December 11th, 2021 – February 6th, 2022
1275 Minnesota Street, San Francisco
Open Tuesday – Saturday, 12–5pm
Opening Reception: 3-5pm, Saturday, December 11th, 2021
Sonya Rapoport: Fabric Paintings at Casemore Gallery features rarely-seen shaped canvases and strikingly bold paintings on patterned fabric by the Bay Area artist Sonya Rapoport (1923-2015). First shown in 1967, this work represents a radical departure for an artist who had previously been recognized as an Abstract Expressionist painter. This exhibition reveals the origin of Rapoport’s systematic abstraction of the female form and her first experiments with painting on found materials.
Rapoport’s paintings anticipate the Pattern and Decoration movement of the mid-1970s, which explored textiles and ornamentation. While shopping for quilting materials with her daughter, Rapoport encountered gaudy, commercially printed upholstery fabric, and challenged herself to create “ostensibly respectable abstractions” on this “kinky” substrate. The resulting dimensional paintings seemingly owe much to the sculptural excesses and junk-store aesthetics of funk art. Although Rapoport was not considered to be part of this movement, curator Peter Selz of the Berkeley Art Museum credited her with suggesting the title Funk for his seminal exhibition, which had opened earlier in 1967.
The curvy organic shapes in Rapoport’s Fabric Paintings can be traced back to large scale drawings and collages from 1964, with titles such as Incubation. A male critic of the day referred to these as “floral-sexual blends,” and made much of what he saw as “bosoms and derrieres.” In the early 1970’s Rapoport made these forms central to her practice, creating a set of stencils that she deployed as a feminist pattern language.
In 2012, Rapoport was invited to exhibit this work at Fresno Art Museum. Informed by a career of conceptual experiments, interactive new media work, and deep engagement with feminist themes, Rapoport created a new piece, ImPOSSIBLE CONVERSATIONS?. These collages superimposed photographs of her Fabric Paintings onto advertisements from The New York Times that targeted women, each matched with an evocative (or pernicious) marketing slogan. In an accompanying interactive “data-gathering event,” Rapoport asked viewers to create their own matches, a tactic she had been using since gathering “soft material” about about viewers’ personal feelings, experiences, and domestic situations in her computer-mediated “audience participation performances” of the early 1980s.

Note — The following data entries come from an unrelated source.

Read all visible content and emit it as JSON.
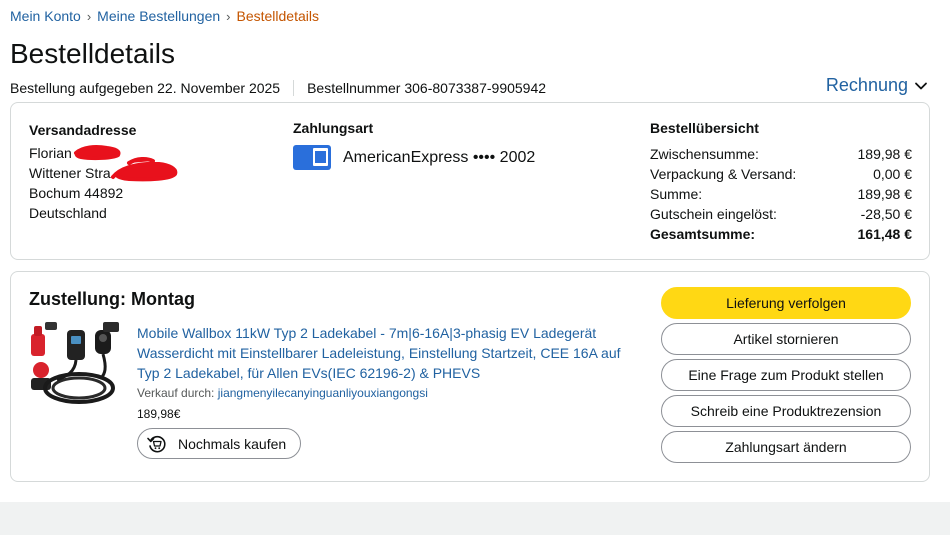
{
  "breadcrumb": {
    "items": [
      "Mein Konto",
      "Meine Bestellungen"
    ],
    "separator": "›",
    "current": "Bestelldetails"
  },
  "page": {
    "title": "Bestelldetails",
    "order_date_label": "Bestellung aufgegeben 22. November 2025",
    "order_number_label": "Bestellnummer 306-8073387-9905942",
    "invoice_label": "Rechnung"
  },
  "shipping": {
    "heading": "Versandadresse",
    "line1": "Florian",
    "line2": "Wittener Stra",
    "line3": "Bochum 44892",
    "line4": "Deutschland"
  },
  "payment": {
    "heading": "Zahlungsart",
    "card_text": "AmericanExpress •••• 2002",
    "card_color": "#2a6fdb"
  },
  "summary": {
    "heading": "Bestellübersicht",
    "rows": [
      {
        "label": "Zwischensumme:",
        "value": "189,98 €"
      },
      {
        "label": "Verpackung & Versand:",
        "value": "0,00 €"
      },
      {
        "label": "Summe:",
        "value": "189,98 €"
      },
      {
        "label": "Gutschein eingelöst:",
        "value": "-28,50 €"
      }
    ],
    "total": {
      "label": "Gesamtsumme:",
      "value": "161,48 €"
    }
  },
  "delivery": {
    "title": "Zustellung: Montag"
  },
  "product": {
    "title": "Mobile Wallbox 11kW Typ 2 Ladekabel - 7m|6-16A|3-phasig EV Ladegerät Wasserdicht mit Einstellbarer Ladeleistung, Einstellung Startzeit, CEE 16A auf Typ 2 Ladekabel, für Allen EVs(IEC 62196-2) & PHEVS",
    "seller_label": "Verkauf durch:",
    "seller_name": "jiangmenyilecanyinguanliyouxiangongsi",
    "price": "189,98€",
    "rebuy_label": "Nochmals kaufen"
  },
  "actions": {
    "track": "Lieferung verfolgen",
    "cancel": "Artikel stornieren",
    "question": "Eine Frage zum Produkt stellen",
    "review": "Schreib eine Produktrezension",
    "change_payment": "Zahlungsart ändern"
  },
  "colors": {
    "link": "#2162a1",
    "breadcrumb_current": "#c45500",
    "primary_button": "#ffd814",
    "redaction": "#e8111c"
  },
  "icons": [
    "chevron-down-icon",
    "amex-card-icon",
    "rebuy-icon",
    "product-image"
  ]
}
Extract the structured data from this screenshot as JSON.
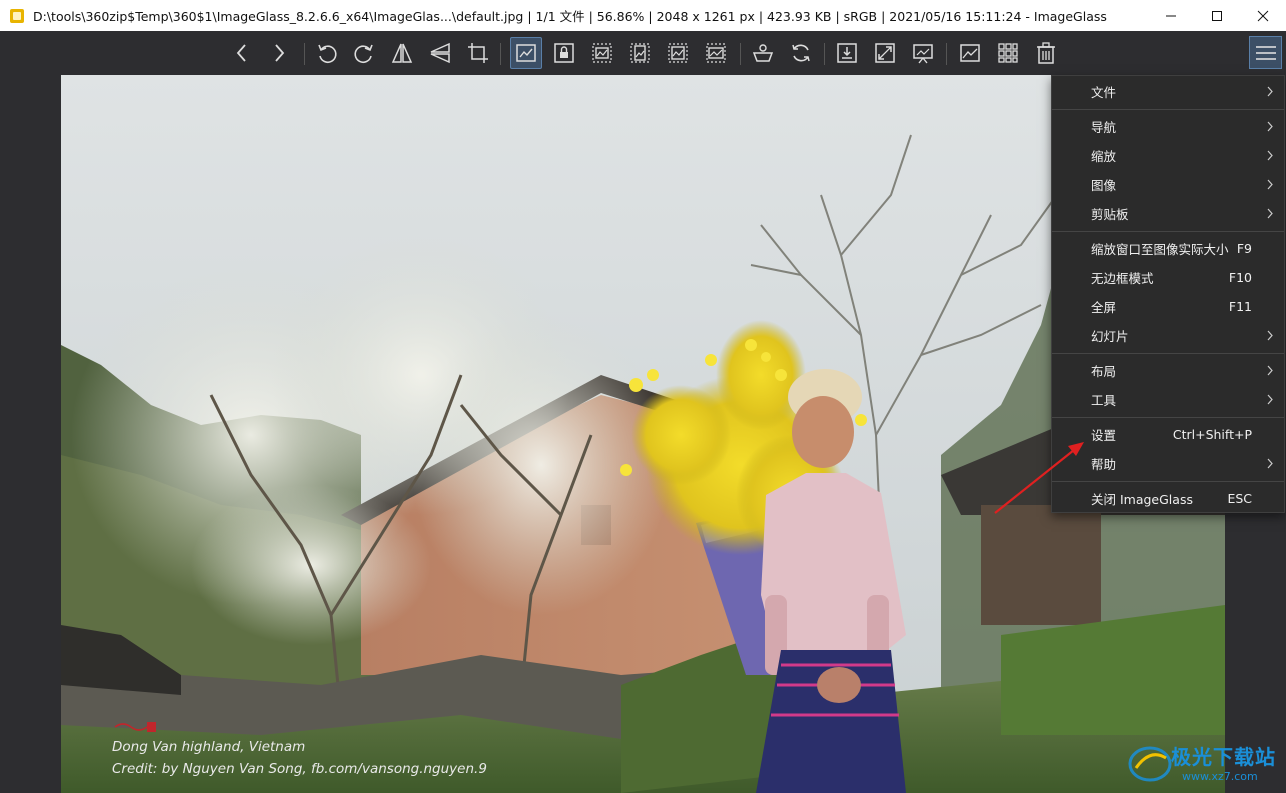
{
  "window": {
    "title": "D:\\tools\\360zip$Temp\\360$1\\ImageGlass_8.2.6.6_x64\\ImageGlas...\\default.jpg  |  1/1 文件  |  56.86%  |  2048 x 1261 px  |  423.93 KB  |  sRGB  |  2021/05/16 15:11:24  - ImageGlass"
  },
  "toolbar": {
    "icons": [
      "chevron-left-icon",
      "chevron-right-icon",
      "rotate-left-icon",
      "rotate-right-icon",
      "flip-horizontal-icon",
      "flip-vertical-icon",
      "crop-icon",
      "auto-zoom-icon",
      "lock-zoom-icon",
      "scale-width-icon",
      "scale-height-icon",
      "scale-to-fit-icon",
      "scale-to-fill-icon",
      "open-with-icon",
      "refresh-icon",
      "goto-image-icon",
      "fullscreen-icon",
      "slideshow-icon",
      "thumbnail-icon",
      "checkerboard-icon",
      "delete-icon",
      "menu-icon"
    ]
  },
  "image": {
    "caption_line1": "Dong Van highland, Vietnam",
    "caption_line2": "Credit: by Nguyen Van Song, fb.com/vansong.nguyen.9"
  },
  "menu": {
    "items": [
      {
        "label": "文件",
        "shortcut": "",
        "submenu": true
      },
      {
        "label": "导航",
        "shortcut": "",
        "submenu": true
      },
      {
        "label": "缩放",
        "shortcut": "",
        "submenu": true
      },
      {
        "label": "图像",
        "shortcut": "",
        "submenu": true
      },
      {
        "label": "剪贴板",
        "shortcut": "",
        "submenu": true
      },
      {
        "label": "缩放窗口至图像实际大小",
        "shortcut": "F9",
        "submenu": false
      },
      {
        "label": "无边框模式",
        "shortcut": "F10",
        "submenu": false
      },
      {
        "label": "全屏",
        "shortcut": "F11",
        "submenu": false
      },
      {
        "label": "幻灯片",
        "shortcut": "",
        "submenu": true
      },
      {
        "label": "布局",
        "shortcut": "",
        "submenu": true
      },
      {
        "label": "工具",
        "shortcut": "",
        "submenu": true
      },
      {
        "label": "设置",
        "shortcut": "Ctrl+Shift+P",
        "submenu": false
      },
      {
        "label": "帮助",
        "shortcut": "",
        "submenu": true
      },
      {
        "label": "关闭 ImageGlass",
        "shortcut": "ESC",
        "submenu": false
      }
    ]
  },
  "watermark": {
    "brand": "极光下载站",
    "url": "www.xz7.com"
  },
  "colors": {
    "accent": "#3c4f66",
    "menu_bg": "#2b2b2b",
    "annotation": "#e02020"
  }
}
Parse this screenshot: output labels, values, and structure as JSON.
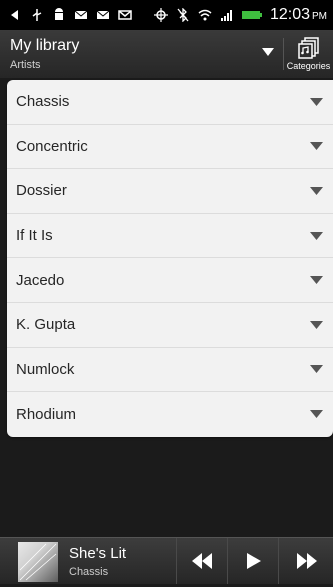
{
  "status_bar": {
    "time": "12:03",
    "ampm": "PM",
    "left_icons": [
      "back-icon",
      "usb-icon",
      "android-icon",
      "mail-icon",
      "mail-icon",
      "gmail-icon"
    ],
    "right_icons": [
      "gps-icon",
      "bluetooth-off-icon",
      "wifi-icon",
      "signal-icon",
      "battery-icon"
    ]
  },
  "header": {
    "title": "My library",
    "subtitle": "Artists",
    "categories_label": "Categories"
  },
  "artists": [
    {
      "label": "Chassis"
    },
    {
      "label": "Concentric"
    },
    {
      "label": "Dossier"
    },
    {
      "label": "If It Is"
    },
    {
      "label": "Jacedo"
    },
    {
      "label": "K. Gupta"
    },
    {
      "label": "Numlock"
    },
    {
      "label": "Rhodium"
    }
  ],
  "player": {
    "song_title": "She's Lit",
    "song_artist": "Chassis"
  },
  "colors": {
    "background": "#1b1b1b",
    "card": "#f2f2f2",
    "text_dark": "#262626",
    "battery": "#3fbf3f"
  }
}
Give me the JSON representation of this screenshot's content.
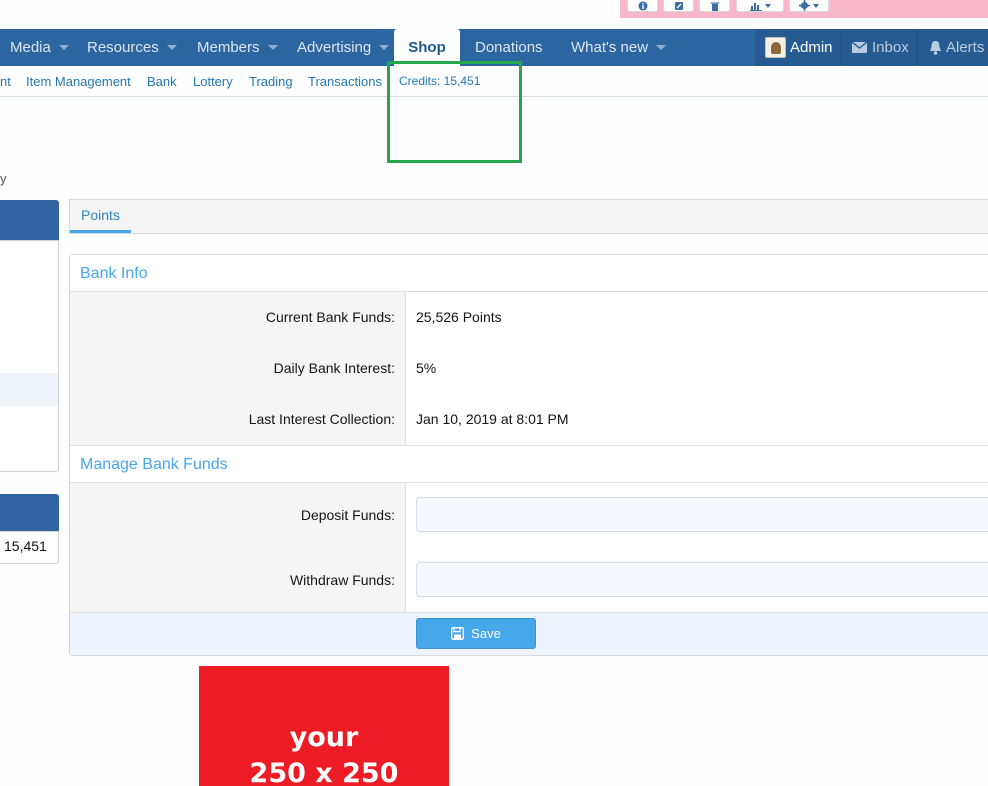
{
  "toolbar": {
    "buttons": [
      "info-icon",
      "edit-icon",
      "trash-icon",
      "chart-icon",
      "gear-icon"
    ]
  },
  "nav": {
    "items": [
      {
        "label": "Media"
      },
      {
        "label": "Resources"
      },
      {
        "label": "Members"
      },
      {
        "label": "Advertising"
      },
      {
        "label": "Shop"
      },
      {
        "label": "Donations"
      },
      {
        "label": "What's new"
      }
    ],
    "user": {
      "label": "Admin"
    },
    "inbox": {
      "label": "Inbox"
    },
    "alerts": {
      "label": "Alerts"
    }
  },
  "subnav": {
    "items": [
      {
        "label": "nt"
      },
      {
        "label": "Item Management"
      },
      {
        "label": "Bank"
      },
      {
        "label": "Lottery"
      },
      {
        "label": "Trading"
      },
      {
        "label": "Transactions"
      },
      {
        "label": "Credits: 15,451"
      }
    ]
  },
  "breadcrumb_fragment": "y",
  "sidebar": {
    "credits_value": "15,451"
  },
  "tabs": [
    {
      "label": "Points"
    }
  ],
  "bank_info": {
    "title": "Bank Info",
    "rows": [
      {
        "label": "Current Bank Funds:",
        "value": "25,526 Points"
      },
      {
        "label": "Daily Bank Interest:",
        "value": "5%"
      },
      {
        "label": "Last Interest Collection:",
        "value": "Jan 10, 2019 at 8:01 PM"
      }
    ]
  },
  "manage": {
    "title": "Manage Bank Funds",
    "deposit_label": "Deposit Funds:",
    "withdraw_label": "Withdraw Funds:",
    "deposit_value": "",
    "withdraw_value": "",
    "save_label": "Save"
  },
  "ad": {
    "line1": "your",
    "line2": "250 x 250"
  },
  "colors": {
    "nav_bg": "#2b66a1",
    "accent": "#47a7eb",
    "highlight_box": "#22a84a",
    "ad_bg": "#ed1c24"
  }
}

Sonya Rapoport: Fabric Paintings at Casemore Gallery spans 50 years of work from one of the most innovative artists to emerge in California. Featuring rarely-seen artwork, it traces the development of Rapoport’s feminist consciousness from her initial rejection of conventional painting through the sophisticated cultural criticism that characterizes her mature work.